  1. Thanks for writing Chad….I was wondering how you were doing. Feel free to “complain” here. We’re listening. I sort of understand, as I have a chronic disorder …. And it’s freakin hard feeling bad all the time. You have a right to complain, worry, have fear etc. I think the “bright spots” way of living is great! Sending prayers and good thoughts your way for a uneventful and dull MRI!!! Please let us know how it goes!!! 🙂

  2. I hope you can continue to get outside, and that all that’s out there helps. I hope you get some comfort from all the people, known or not, who care about you and wish you well. I hope the MRI is good and boring, and that you keep finding bright spots and bright places. Peace and good wishes.

  3. Hey Chad! So good to hear from you, a definite bright spot in my day. Have a super boring MRI tomorrow, and grab some chocolate ice cream afterwards. Or pudding. You choose.

    • by telling us about your days like this as well as good you really make this a real blog and not a fake ass one. Keep looking for the laughter x

  4. Hoping for a totally boring and dark MRI tomorrow! And please feel free to complain as much as you need, we’re hear to listen.

  5. I’ve been following your posts for a few years now but have never written because I think it’s weird to comment on a total stranger’s very personal blog. HOWEVER, I wanted to ask if having a pain in the head bad enough to write about means that most days you don’t have a pain in the head bad enough to write about?- which is maybe a bright spot for your day.

    It’s cool that you keep a journal, in pen, in green ink even. Hope the MRI was OK.

    (PS Thanks WordPress for the slightly pervy avatar.)

  6. Your story and writing is incredible.
    I lost my husband 2 years ago from brain cancer. The pain of loss will always be with me. The bright spot- he’s nolonger in pain. My friend who is a nurse and helped us is also going through this tragic brain cancer.
    May God Bless you.

  7. Hi Chad! I really hope you had the most boring MRI in the world. Totally empty and no bright spots. I hope you’re OK. I am very loyal to all your posts on here and somehow I believe that everything will be OK. You know you’re a twinkle and you’re my inspiration. I don’t have brain cancer I’ve mentioned that before. But. Everyday you are on my mind and I am stupid because I believe in miracles. Will be waiting for your update on here and please keep curing!!!

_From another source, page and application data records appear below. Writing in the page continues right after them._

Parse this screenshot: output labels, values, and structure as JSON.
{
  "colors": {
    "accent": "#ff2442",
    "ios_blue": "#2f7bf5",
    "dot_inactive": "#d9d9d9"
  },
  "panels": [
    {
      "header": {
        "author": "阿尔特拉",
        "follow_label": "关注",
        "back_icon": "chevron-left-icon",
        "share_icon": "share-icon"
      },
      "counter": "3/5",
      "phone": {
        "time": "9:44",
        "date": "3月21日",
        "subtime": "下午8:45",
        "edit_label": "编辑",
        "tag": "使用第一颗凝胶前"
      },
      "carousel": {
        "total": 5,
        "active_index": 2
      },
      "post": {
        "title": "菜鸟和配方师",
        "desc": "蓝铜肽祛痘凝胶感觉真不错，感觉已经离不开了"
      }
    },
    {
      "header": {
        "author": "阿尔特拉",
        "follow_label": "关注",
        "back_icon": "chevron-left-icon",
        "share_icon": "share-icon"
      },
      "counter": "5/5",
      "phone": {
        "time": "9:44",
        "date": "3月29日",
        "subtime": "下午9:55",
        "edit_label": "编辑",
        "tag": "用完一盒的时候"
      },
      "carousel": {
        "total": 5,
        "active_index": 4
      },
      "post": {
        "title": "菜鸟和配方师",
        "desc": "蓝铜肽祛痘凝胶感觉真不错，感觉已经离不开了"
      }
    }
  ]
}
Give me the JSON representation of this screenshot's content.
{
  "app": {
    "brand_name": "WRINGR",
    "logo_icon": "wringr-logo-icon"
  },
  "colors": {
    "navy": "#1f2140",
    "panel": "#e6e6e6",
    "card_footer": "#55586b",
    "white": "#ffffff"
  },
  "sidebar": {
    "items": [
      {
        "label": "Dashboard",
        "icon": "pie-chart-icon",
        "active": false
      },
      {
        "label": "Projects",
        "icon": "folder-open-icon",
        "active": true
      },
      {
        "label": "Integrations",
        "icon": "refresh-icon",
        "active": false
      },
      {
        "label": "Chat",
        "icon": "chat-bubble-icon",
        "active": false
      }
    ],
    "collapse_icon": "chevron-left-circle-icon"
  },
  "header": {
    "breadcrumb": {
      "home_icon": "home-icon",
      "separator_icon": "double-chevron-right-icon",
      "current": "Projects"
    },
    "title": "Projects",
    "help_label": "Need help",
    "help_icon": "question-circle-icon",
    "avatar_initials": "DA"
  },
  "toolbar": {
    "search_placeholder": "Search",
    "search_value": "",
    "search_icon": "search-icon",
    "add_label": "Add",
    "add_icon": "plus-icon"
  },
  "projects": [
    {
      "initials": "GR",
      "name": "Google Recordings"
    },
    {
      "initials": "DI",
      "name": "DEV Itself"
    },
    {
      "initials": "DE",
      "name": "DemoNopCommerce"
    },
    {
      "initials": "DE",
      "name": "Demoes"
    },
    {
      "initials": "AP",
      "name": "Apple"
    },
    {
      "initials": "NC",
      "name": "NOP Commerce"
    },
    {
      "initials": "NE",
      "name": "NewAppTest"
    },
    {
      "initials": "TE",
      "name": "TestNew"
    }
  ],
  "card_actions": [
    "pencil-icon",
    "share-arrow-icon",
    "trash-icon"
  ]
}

  8. Chad, here is a bright spot. My Grandson has been dealing with brain cancer since early 2013. He has gone through two operations, several months of chemo and subsequent MRI’s. Today’s MRI showed stability and the staff is very please. Keep up the blog, it inspires us all. Like some of the other replies, I also believe in miracles.

  9. I’ve been reading your blog for the past few days and you are truly inspiring. (And you have a great sense of humor) ! As a person with a chronic illness, I never know what tomorrow brings. There are days (weeks) I don’t even make it out of bed. But reading your blog really changed my mindset. I want to thank you for that. You have an incredible story and you are a strong guy!
    I hope to see many many more Posts from you, I’m getting impatient for the next one 😉
    My thoughts have been with you every night since I started reading your blog (hope that’s not creepy)
    Remember that brain cancer is what you have, not who you are.
    Sending lots of positive vibes ❤❤

Say anything! This cancerful brain would love to hear from you...

Fill in your details below or click an icon to log in:

WordPress.com Logo

You are commenting using your WordPress.com account. Log Out / Change )

Twitter picture

You are commenting using your Twitter account. Log Out / Change )

Facebook photo

You are commenting using your Facebook account. Log Out / Change )

Google+ photo

You are commenting using your Google+ account. Log Out / Change )

Connecting to %s